■ **Given records**
******************************
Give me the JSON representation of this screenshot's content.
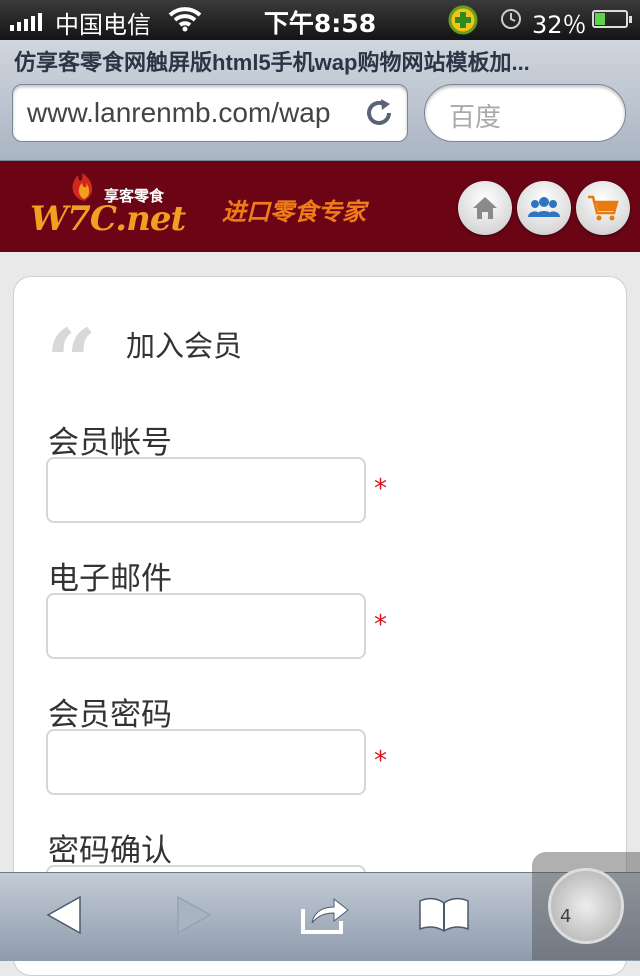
{
  "status_bar": {
    "carrier": "中国电信",
    "time": "下午8:58",
    "battery_percent": "32％",
    "battery_level": 0.32
  },
  "browser": {
    "page_title": "仿享客零食网触屏版html5手机wap购物网站模板加...",
    "url": "www.lanrenmb.com/wap",
    "search_placeholder": "百度",
    "tab_count": "4"
  },
  "site": {
    "logo_cn": "享客零食",
    "logo_main": "W7C.net",
    "slogan": "进口零食专家"
  },
  "form": {
    "title": "加入会员",
    "fields": [
      {
        "label": "会员帐号",
        "value": "",
        "required_mark": "*"
      },
      {
        "label": "电子邮件",
        "value": "",
        "required_mark": "*"
      },
      {
        "label": "会员密码",
        "value": "",
        "required_mark": "*"
      },
      {
        "label": "密码确认",
        "value": ""
      }
    ]
  },
  "icons": {
    "home": "home-icon",
    "members": "users-icon",
    "cart": "cart-icon"
  },
  "colors": {
    "header_bg": "#6b0516",
    "slogan": "#f07c19",
    "logo": "#f0a020",
    "required": "#e0141e"
  }
}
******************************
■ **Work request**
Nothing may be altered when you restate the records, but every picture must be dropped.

■ **Solution for this task**
Give me the JSON representation of this screenshot's content.
{
  "status_bar": {
    "carrier": "中国电信",
    "time": "下午8:58",
    "battery_percent": "32％",
    "battery_level": 0.32
  },
  "browser": {
    "page_title": "仿享客零食网触屏版html5手机wap购物网站模板加...",
    "url": "www.lanrenmb.com/wap",
    "search_placeholder": "百度",
    "tab_count": "4"
  },
  "site": {
    "logo_cn": "享客零食",
    "logo_main": "W7C.net",
    "slogan": "进口零食专家"
  },
  "form": {
    "title": "加入会员",
    "fields": [
      {
        "label": "会员帐号",
        "value": "",
        "required_mark": "*"
      },
      {
        "label": "电子邮件",
        "value": "",
        "required_mark": "*"
      },
      {
        "label": "会员密码",
        "value": "",
        "required_mark": "*"
      },
      {
        "label": "密码确认",
        "value": ""
      }
    ]
  },
  "icons": {
    "home": "home-icon",
    "members": "users-icon",
    "cart": "cart-icon"
  },
  "colors": {
    "header_bg": "#6b0516",
    "slogan": "#f07c19",
    "logo": "#f0a020",
    "required": "#e0141e"
  }
}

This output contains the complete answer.